TASK DIRECTIONS:
Filter the data for lines with the word "subtitle" and copy those lines.

INPUT MATERIAL:
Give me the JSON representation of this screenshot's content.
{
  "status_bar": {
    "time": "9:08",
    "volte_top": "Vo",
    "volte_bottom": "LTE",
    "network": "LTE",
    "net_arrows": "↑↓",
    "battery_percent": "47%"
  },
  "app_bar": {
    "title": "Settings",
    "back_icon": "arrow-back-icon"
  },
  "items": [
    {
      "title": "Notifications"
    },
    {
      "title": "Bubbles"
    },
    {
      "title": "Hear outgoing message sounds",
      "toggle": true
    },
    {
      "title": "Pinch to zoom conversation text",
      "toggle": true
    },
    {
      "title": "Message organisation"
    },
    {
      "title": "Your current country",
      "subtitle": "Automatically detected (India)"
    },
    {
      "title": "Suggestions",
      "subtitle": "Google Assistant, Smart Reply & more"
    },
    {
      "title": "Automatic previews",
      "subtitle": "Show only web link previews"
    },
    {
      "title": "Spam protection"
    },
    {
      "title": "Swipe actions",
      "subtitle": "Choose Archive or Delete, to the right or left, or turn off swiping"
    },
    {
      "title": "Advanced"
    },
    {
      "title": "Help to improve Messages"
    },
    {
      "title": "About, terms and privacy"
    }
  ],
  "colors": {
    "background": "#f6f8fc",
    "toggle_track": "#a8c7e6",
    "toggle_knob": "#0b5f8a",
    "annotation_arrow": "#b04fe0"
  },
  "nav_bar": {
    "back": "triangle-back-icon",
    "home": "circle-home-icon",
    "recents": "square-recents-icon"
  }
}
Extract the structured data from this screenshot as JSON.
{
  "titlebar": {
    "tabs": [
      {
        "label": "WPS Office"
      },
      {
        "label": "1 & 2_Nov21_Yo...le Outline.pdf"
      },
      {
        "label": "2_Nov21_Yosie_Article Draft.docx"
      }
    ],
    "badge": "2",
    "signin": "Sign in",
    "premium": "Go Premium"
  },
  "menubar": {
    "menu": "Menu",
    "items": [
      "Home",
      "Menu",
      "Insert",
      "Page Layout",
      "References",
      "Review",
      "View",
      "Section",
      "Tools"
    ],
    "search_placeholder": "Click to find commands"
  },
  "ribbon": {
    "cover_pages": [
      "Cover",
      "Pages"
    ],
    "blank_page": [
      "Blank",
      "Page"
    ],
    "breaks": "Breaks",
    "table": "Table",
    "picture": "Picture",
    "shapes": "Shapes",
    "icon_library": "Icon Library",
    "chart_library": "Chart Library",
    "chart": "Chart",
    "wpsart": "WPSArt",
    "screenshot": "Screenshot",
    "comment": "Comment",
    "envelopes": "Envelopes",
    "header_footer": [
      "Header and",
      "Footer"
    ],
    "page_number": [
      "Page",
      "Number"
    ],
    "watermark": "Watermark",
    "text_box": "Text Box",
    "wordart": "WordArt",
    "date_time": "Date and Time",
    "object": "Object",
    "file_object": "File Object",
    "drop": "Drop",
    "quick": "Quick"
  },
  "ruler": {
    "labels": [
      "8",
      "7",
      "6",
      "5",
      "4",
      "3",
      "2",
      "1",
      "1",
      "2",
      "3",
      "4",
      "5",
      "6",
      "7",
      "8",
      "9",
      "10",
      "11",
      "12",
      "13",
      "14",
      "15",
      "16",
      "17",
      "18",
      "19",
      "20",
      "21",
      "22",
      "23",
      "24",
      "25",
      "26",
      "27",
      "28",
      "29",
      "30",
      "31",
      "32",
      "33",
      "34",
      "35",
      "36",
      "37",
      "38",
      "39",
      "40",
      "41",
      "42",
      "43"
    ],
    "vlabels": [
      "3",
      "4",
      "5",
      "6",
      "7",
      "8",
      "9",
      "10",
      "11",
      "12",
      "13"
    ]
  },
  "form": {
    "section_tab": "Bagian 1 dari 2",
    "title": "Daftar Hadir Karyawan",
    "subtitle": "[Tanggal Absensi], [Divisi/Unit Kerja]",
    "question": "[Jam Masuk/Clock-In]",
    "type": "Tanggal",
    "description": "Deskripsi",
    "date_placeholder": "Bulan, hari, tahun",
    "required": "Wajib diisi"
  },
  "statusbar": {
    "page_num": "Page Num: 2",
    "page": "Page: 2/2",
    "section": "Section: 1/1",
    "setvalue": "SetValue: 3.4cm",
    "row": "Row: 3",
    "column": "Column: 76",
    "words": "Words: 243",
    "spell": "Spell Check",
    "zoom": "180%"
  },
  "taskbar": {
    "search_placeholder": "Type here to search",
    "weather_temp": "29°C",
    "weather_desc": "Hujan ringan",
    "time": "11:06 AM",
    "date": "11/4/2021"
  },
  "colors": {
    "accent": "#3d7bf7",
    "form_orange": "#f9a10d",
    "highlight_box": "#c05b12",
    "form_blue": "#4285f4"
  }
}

EXERCISE SOLUTION:
      "subtitle": "Automatically detected (India)"
      "subtitle": "Google Assistant, Smart Reply & more"
      "subtitle": "Show only web link previews"
      "subtitle": "Choose Archive or Delete, to the right or left, or turn off swiping"
    "subtitle": "[Tanggal Absensi], [Divisi/Unit Kerja]",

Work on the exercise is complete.